Today’s technology-enabled consumers are smart, but sometimes they need to be educated for a product to catch on. Henry Ford famously said that if he had asked people what they wanted, they would have said a faster horse. They had to learn that “horseless carriage” was what they really wanted. But Ford had to show them first.
My family has been farming for three generations. We became early adopters of cage free production, and then kept pushing for better farming practices until we went completely free range three years ago. Last spring, we built our first pasture-raised operation. Today we are the largest producer of 100 percent free-range and pasture-raised eggs in the country, for retail (table eggs), food service, and products containing eggs. We are proud to uphold the highest Human Farm Animal Care (HFAC) “certified humane” standards for free range and pasture raised eggs.

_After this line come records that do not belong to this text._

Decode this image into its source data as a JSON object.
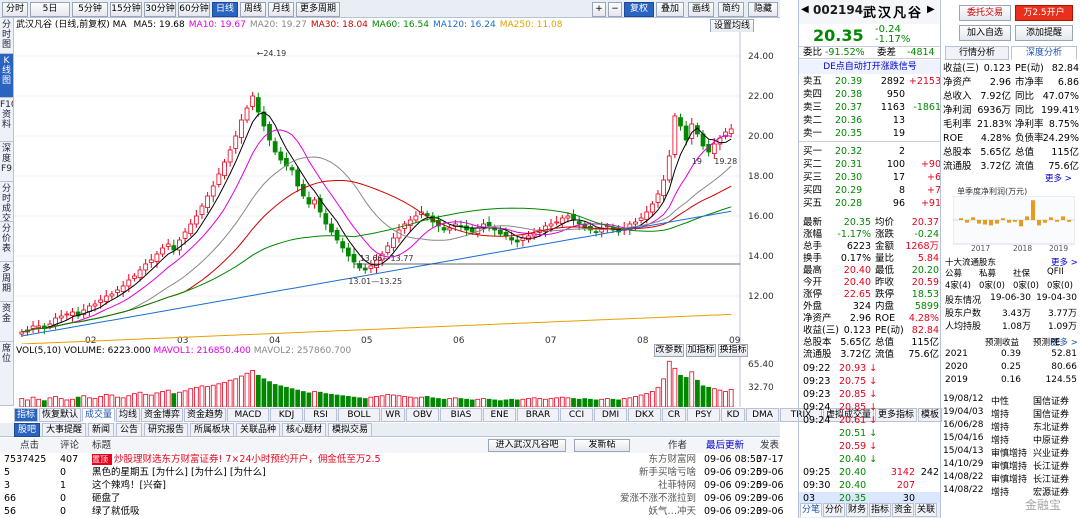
{
  "toolbar": {
    "periods": [
      "分时",
      "5日",
      "5分钟",
      "15分钟",
      "30分钟",
      "60分钟",
      "日线",
      "周线",
      "月线",
      "更多周期"
    ],
    "active_period": "日线",
    "right_buttons": [
      "复权",
      "叠加",
      "画线",
      "简约",
      "隐藏"
    ],
    "right_icons": [
      "plus-icon",
      "minus-icon",
      "left-icon",
      "right-icon"
    ]
  },
  "left_sidebar": [
    "分时图",
    "K线图",
    "F10资料",
    "深度F9",
    "分时成交",
    "分价表",
    "多周期",
    "资金",
    "席位"
  ],
  "chart_header": {
    "stock": "武汉凡谷",
    "mode": "(日线,前复权)",
    "ma_label": "MA",
    "mas": [
      {
        "label": "MA5:",
        "value": "19.68",
        "color": "#000000"
      },
      {
        "label": "MA10:",
        "value": "19.67",
        "color": "#e000e0"
      },
      {
        "label": "MA20:",
        "value": "19.27",
        "color": "#888888"
      },
      {
        "label": "MA30:",
        "value": "18.04",
        "color": "#d00000"
      },
      {
        "label": "MA60:",
        "value": "16.54",
        "color": "#008800"
      },
      {
        "label": "MA120:",
        "value": "16.24",
        "color": "#1a6fd0"
      },
      {
        "label": "MA250:",
        "value": "11.08",
        "color": "#e8a000"
      }
    ],
    "settings_btn": "设置均线"
  },
  "chart_data": [
    {
      "type": "candlestick",
      "title": "武汉凡谷(日线,前复权)",
      "x_labels": [
        "02",
        "03",
        "04",
        "05",
        "06",
        "07",
        "08",
        "09"
      ],
      "y_ticks": [
        "24.00",
        "22.00",
        "20.00",
        "18.00",
        "16.00",
        "14.00",
        "12.00"
      ],
      "ylim": [
        10,
        24.6
      ],
      "annotations": [
        "24.19",
        "13.66—13.77",
        "13.01—13.25",
        "19.28",
        "19"
      ],
      "closes": [
        10.2,
        10.3,
        10.5,
        10.5,
        10.4,
        10.6,
        10.9,
        11.0,
        11.1,
        11.2,
        11.0,
        11.3,
        11.5,
        11.6,
        11.8,
        12.0,
        12.1,
        12.3,
        12.5,
        12.8,
        13.0,
        13.3,
        13.6,
        13.8,
        14.1,
        14.4,
        14.6,
        14.3,
        14.8,
        15.2,
        15.6,
        16.0,
        16.5,
        17.0,
        17.5,
        18.1,
        18.7,
        19.3,
        20.0,
        20.8,
        21.4,
        22.0,
        21.2,
        20.5,
        19.8,
        19.2,
        18.8,
        18.5,
        18.3,
        17.5,
        17.0,
        16.6,
        16.8,
        16.2,
        15.6,
        15.2,
        14.8,
        14.4,
        14.0,
        13.7,
        13.4,
        13.3,
        13.5,
        13.8,
        14.1,
        14.5,
        14.9,
        15.3,
        15.6,
        15.8,
        16.0,
        16.2,
        16.0,
        15.7,
        15.5,
        15.3,
        15.4,
        15.6,
        15.5,
        15.3,
        15.2,
        15.4,
        15.6,
        15.5,
        15.3,
        15.1,
        15.0,
        14.8,
        14.7,
        14.9,
        15.0,
        15.1,
        15.3,
        15.5,
        15.6,
        15.7,
        15.9,
        16.0,
        15.8,
        15.6,
        15.4,
        15.3,
        15.2,
        15.4,
        15.5,
        15.3,
        15.2,
        15.4,
        15.6,
        15.7,
        15.9,
        16.2,
        16.6,
        17.1,
        17.8,
        19.0,
        21.0,
        20.5,
        19.8,
        20.6,
        20.1,
        19.5,
        19.2,
        19.6,
        19.9,
        20.2,
        20.35
      ],
      "series": [
        {
          "name": "MA5",
          "value": "19.68",
          "color": "#000000"
        },
        {
          "name": "MA10",
          "value": "19.67",
          "color": "#e000e0"
        },
        {
          "name": "MA20",
          "value": "19.27",
          "color": "#888888"
        },
        {
          "name": "MA30",
          "value": "18.04",
          "color": "#d00000"
        },
        {
          "name": "MA60",
          "value": "16.54",
          "color": "#008800"
        },
        {
          "name": "MA120",
          "value": "16.24",
          "color": "#1a6fd0"
        },
        {
          "name": "MA250",
          "value": "11.08",
          "color": "#e8a000"
        }
      ]
    },
    {
      "type": "bar",
      "title": "VOL(5,10)",
      "y_ticks": [
        "65.40",
        "32.70"
      ],
      "values": [
        12,
        10,
        14,
        11,
        9,
        13,
        15,
        12,
        10,
        11,
        14,
        16,
        13,
        12,
        15,
        18,
        17,
        14,
        13,
        16,
        19,
        21,
        18,
        17,
        20,
        22,
        24,
        19,
        21,
        23,
        26,
        28,
        30,
        29,
        31,
        33,
        35,
        38,
        40,
        44,
        48,
        52,
        45,
        40,
        36,
        32,
        30,
        28,
        26,
        24,
        22,
        20,
        22,
        21,
        19,
        18,
        17,
        16,
        15,
        14,
        13,
        12,
        14,
        15,
        16,
        18,
        17,
        16,
        15,
        14,
        13,
        14,
        15,
        13,
        12,
        11,
        12,
        13,
        12,
        11,
        10,
        11,
        12,
        11,
        10,
        9,
        10,
        11,
        10,
        11,
        12,
        13,
        12,
        11,
        12,
        13,
        14,
        13,
        12,
        11,
        12,
        11,
        10,
        11,
        12,
        11,
        10,
        12,
        13,
        15,
        17,
        19,
        22,
        28,
        40,
        65,
        55,
        45,
        42,
        50,
        38,
        30,
        28,
        26,
        24,
        22,
        25
      ]
    }
  ],
  "vol_header": {
    "vol_label": "VOL(5,10)",
    "volume_label": "VOLUME: 6223.000",
    "mavol1": "MAVOL1: 216850.400",
    "mavol2": "MAVOL2: 257860.700",
    "buttons": [
      "改参数",
      "加指标",
      "换指标"
    ]
  },
  "vol_ticks": [
    "65.40",
    "32.70"
  ],
  "x_labels": [
    "02",
    "03",
    "04",
    "05",
    "06",
    "07",
    "08",
    "09"
  ],
  "indicator_tabs": [
    "指标",
    "恢复默认",
    "成交量",
    "均线",
    "资金博弈",
    "资金趋势",
    "MACD",
    "KDJ",
    "RSI",
    "BOLL",
    "WR",
    "OBV",
    "BIAS",
    "ENE",
    "BRAR",
    "CCI",
    "DMI",
    "DKX",
    "CR",
    "PSY",
    "KD",
    "DMA",
    "TRIX",
    "虚拟成交量",
    "更多指标",
    "模板"
  ],
  "news_tabs": [
    "股吧",
    "大事提醒",
    "新闻",
    "公告",
    "研究报告",
    "所属板块",
    "关联品种",
    "核心题材",
    "模拟交易"
  ],
  "forum": {
    "columns": [
      "点击",
      "评论",
      "标题",
      "作者",
      "最后更新",
      "发表日"
    ],
    "buttons": [
      "进入武汉凡谷吧",
      "发新帖"
    ],
    "rows": [
      {
        "clicks": "7537425",
        "comments": "407",
        "badge": "置顶",
        "title": "炒股理财选东方财富证券! 7×24小时预约开户，佣金低至万2.5",
        "author": "东方财富网",
        "updated": "09-06 08:53",
        "posted": "07-17"
      },
      {
        "clicks": "5",
        "comments": "0",
        "badge": "",
        "title": "黑色的星期五 [为什么] [为什么] [为什么]",
        "author": "新手买啥亏啥",
        "updated": "09-06 09:25",
        "posted": "09-06"
      },
      {
        "clicks": "3",
        "comments": "1",
        "badge": "",
        "title": "这个辣鸡！[兴奋]",
        "author": "社菲特网",
        "updated": "09-06 09:25",
        "posted": "09-06"
      },
      {
        "clicks": "66",
        "comments": "0",
        "badge": "",
        "title": "砸盘了",
        "author": "爱涨不涨不涨拉到",
        "updated": "09-06 09:23",
        "posted": "09-06"
      },
      {
        "clicks": "56",
        "comments": "0",
        "badge": "",
        "title": "绿了就低吸",
        "author": "妖气…冲天",
        "updated": "09-06 09:23",
        "posted": "09-06"
      }
    ]
  },
  "quote": {
    "code": "002194",
    "name": "武汉凡谷",
    "btn_watch": "委托交易",
    "btn_open": "万2.5开户",
    "btn_add": "加入自选",
    "btn_alert": "添加提醒",
    "price": "20.35",
    "change": "-0.24",
    "change_pct": "-1.17%",
    "weibi_label": "委比",
    "weibi": "-91.52%",
    "weicha_label": "委差",
    "weicha": "-4814",
    "banner": "DE点自动打开涨跌信号",
    "sells": [
      {
        "label": "卖五",
        "price": "20.39",
        "vol": "2892",
        "chg": "+2153"
      },
      {
        "label": "卖四",
        "price": "20.38",
        "vol": "950",
        "chg": ""
      },
      {
        "label": "卖三",
        "price": "20.37",
        "vol": "1163",
        "chg": "-1861"
      },
      {
        "label": "卖二",
        "price": "20.36",
        "vol": "13",
        "chg": ""
      },
      {
        "label": "卖一",
        "price": "20.35",
        "vol": "19",
        "chg": ""
      }
    ],
    "buys": [
      {
        "label": "买一",
        "price": "20.32",
        "vol": "2",
        "chg": ""
      },
      {
        "label": "买二",
        "price": "20.31",
        "vol": "100",
        "chg": "+90"
      },
      {
        "label": "买三",
        "price": "20.30",
        "vol": "17",
        "chg": "+6"
      },
      {
        "label": "买四",
        "price": "20.29",
        "vol": "8",
        "chg": "+7"
      },
      {
        "label": "买五",
        "price": "20.28",
        "vol": "96",
        "chg": "+91"
      }
    ],
    "stats": [
      [
        "最新",
        "20.35",
        "均价",
        "20.37"
      ],
      [
        "涨幅",
        "-1.17%",
        "涨跌",
        "-0.24"
      ],
      [
        "总手",
        "6223",
        "金额",
        "1268万"
      ],
      [
        "换手",
        "0.17%",
        "量比",
        "5.84"
      ],
      [
        "最高",
        "20.40",
        "最低",
        "20.20"
      ],
      [
        "今开",
        "20.40",
        "昨收",
        "20.59"
      ],
      [
        "涨停",
        "22.65",
        "跌停",
        "18.53"
      ],
      [
        "外盘",
        "324",
        "内盘",
        "5899"
      ],
      [
        "净资产",
        "2.96",
        "ROE",
        "4.28%"
      ],
      [
        "收益(三)",
        "0.123",
        "PE(动)",
        "82.84"
      ],
      [
        "总股本",
        "5.65亿",
        "总值",
        "115亿"
      ],
      [
        "流通股",
        "3.72亿",
        "流值",
        "75.6亿"
      ]
    ],
    "ticks": [
      {
        "time": "09:22",
        "price": "20.93",
        "vol": "",
        "flag": ""
      },
      {
        "time": "09:23",
        "price": "20.75",
        "vol": "",
        "flag": ""
      },
      {
        "time": "09:23",
        "price": "20.85",
        "vol": "",
        "flag": ""
      },
      {
        "time": "09:24",
        "price": "20.85",
        "vol": "",
        "flag": ""
      },
      {
        "time": "09:24",
        "price": "20.61",
        "vol": "",
        "flag": ""
      },
      {
        "time": "",
        "price": "20.51",
        "vol": "",
        "flag": ""
      },
      {
        "time": "",
        "price": "20.59",
        "vol": "",
        "flag": ""
      },
      {
        "time": "",
        "price": "20.40",
        "vol": "",
        "flag": ""
      },
      {
        "time": "09:25",
        "price": "20.40",
        "vol": "3142",
        "flag": "242"
      },
      {
        "time": "09:30",
        "price": "20.40",
        "vol": "207",
        "flag": ""
      }
    ],
    "last_tick": {
      "time": "03",
      "price": "20.35",
      "vol": "30"
    },
    "bottom_tabs": [
      "分笔",
      "分价",
      "财务",
      "指标",
      "资金",
      "关联"
    ]
  },
  "f10": {
    "tabs": [
      "行情分析",
      "深度分析"
    ],
    "rows": [
      [
        "收益(三)",
        "0.123",
        "PE(动)",
        "82.84"
      ],
      [
        "净资产",
        "2.96",
        "市净率",
        "6.86"
      ],
      [
        "总收入",
        "7.92亿",
        "同比",
        "47.07%"
      ],
      [
        "净利润",
        "6936万",
        "同比",
        "199.41%"
      ],
      [
        "毛利率",
        "21.83%",
        "净利率",
        "8.75%"
      ],
      [
        "ROE",
        "4.28%",
        "负债率",
        "24.29%"
      ],
      [
        "总股本",
        "5.65亿",
        "总值",
        "115亿"
      ],
      [
        "流通股",
        "3.72亿",
        "流值",
        "75.6亿"
      ]
    ],
    "chart_more": "更多 >",
    "chart_title": "单季度净利润(万元)",
    "chart_years": [
      "2017",
      "2018",
      "2019"
    ],
    "holders_title": "十大流通股东",
    "holders_more": "更多 >",
    "holders_head": [
      "公募",
      "私募",
      "社保",
      "QFII"
    ],
    "holders_vals": [
      "4家(4)",
      "0家(0)",
      "0家(0)",
      "0家(0)"
    ],
    "holder_rows": [
      [
        "股东情况",
        "19-06-30",
        "19-04-30"
      ],
      [
        "股东户数",
        "3.43万",
        "3.77万"
      ],
      [
        "人均持股",
        "1.08万",
        "1.09万"
      ]
    ],
    "forecast_title": "预测收益",
    "forecast_more": "更多 >",
    "forecast_head": [
      "",
      "预测收益",
      "预测PE"
    ],
    "forecast_rows": [
      [
        "2021",
        "0.39",
        "52.81"
      ],
      [
        "2020",
        "0.25",
        "80.66"
      ],
      [
        "2019",
        "0.16",
        "124.55"
      ]
    ],
    "ratings": [
      [
        "19/08/12",
        "中性",
        "国信证券"
      ],
      [
        "19/04/03",
        "增持",
        "国信证券"
      ],
      [
        "16/06/28",
        "增持",
        "东北证券"
      ],
      [
        "15/04/16",
        "增持",
        "中原证券"
      ],
      [
        "15/04/13",
        "审慎增持",
        "兴业证券"
      ],
      [
        "14/10/29",
        "审慎增持",
        "长江证券"
      ],
      [
        "14/08/22",
        "审慎增持",
        "长江证券"
      ],
      [
        "14/08/22",
        "增持",
        "宏源证券"
      ]
    ]
  },
  "watermark": "金融宝"
}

Pasture raised chickens represent a return to how things used to be done, generations ago when small backyard chicken flocks were quite common. We’ve taken that tradition and applied innovation to achieve something that’s very hot in any business sector, from technology to agriculture: Scalability. We are expanding all our free range operations to a 10-acre specification (21.8 square feet per hen). Our pasture raised operations are on industry leading 50-acre farms in Kentucky (where weather permits the 365 days-a-year outdoor requirement for humane certification). We are the first U.S. company to scale to 20,000 hens in a pasture raised operation.
As we scale production, we’re also ramping up consumer education at a time when animal welfare concerns are driving more purchasing decisions in the grocery store. People need to know that phrases such as “farm fresh” and “all natural,” which may conjure up images of serene farm settings, really have no meaning in terms of human treatment. Our free range with true access to outside pasture space and pasture raised with even greater room to roam on green grass brings those idyllic scenes to life—in a commercially viable, scalable way.
The late Steve Jobs once said: “Be a yardstick of quality. Some people aren’t used to an environment where excellence is expected.” He may have been speaking about Apple—but we think the same applies to eggs.
John Brunnquell is the founder and president of Egg Innovations and a third-generation farmer.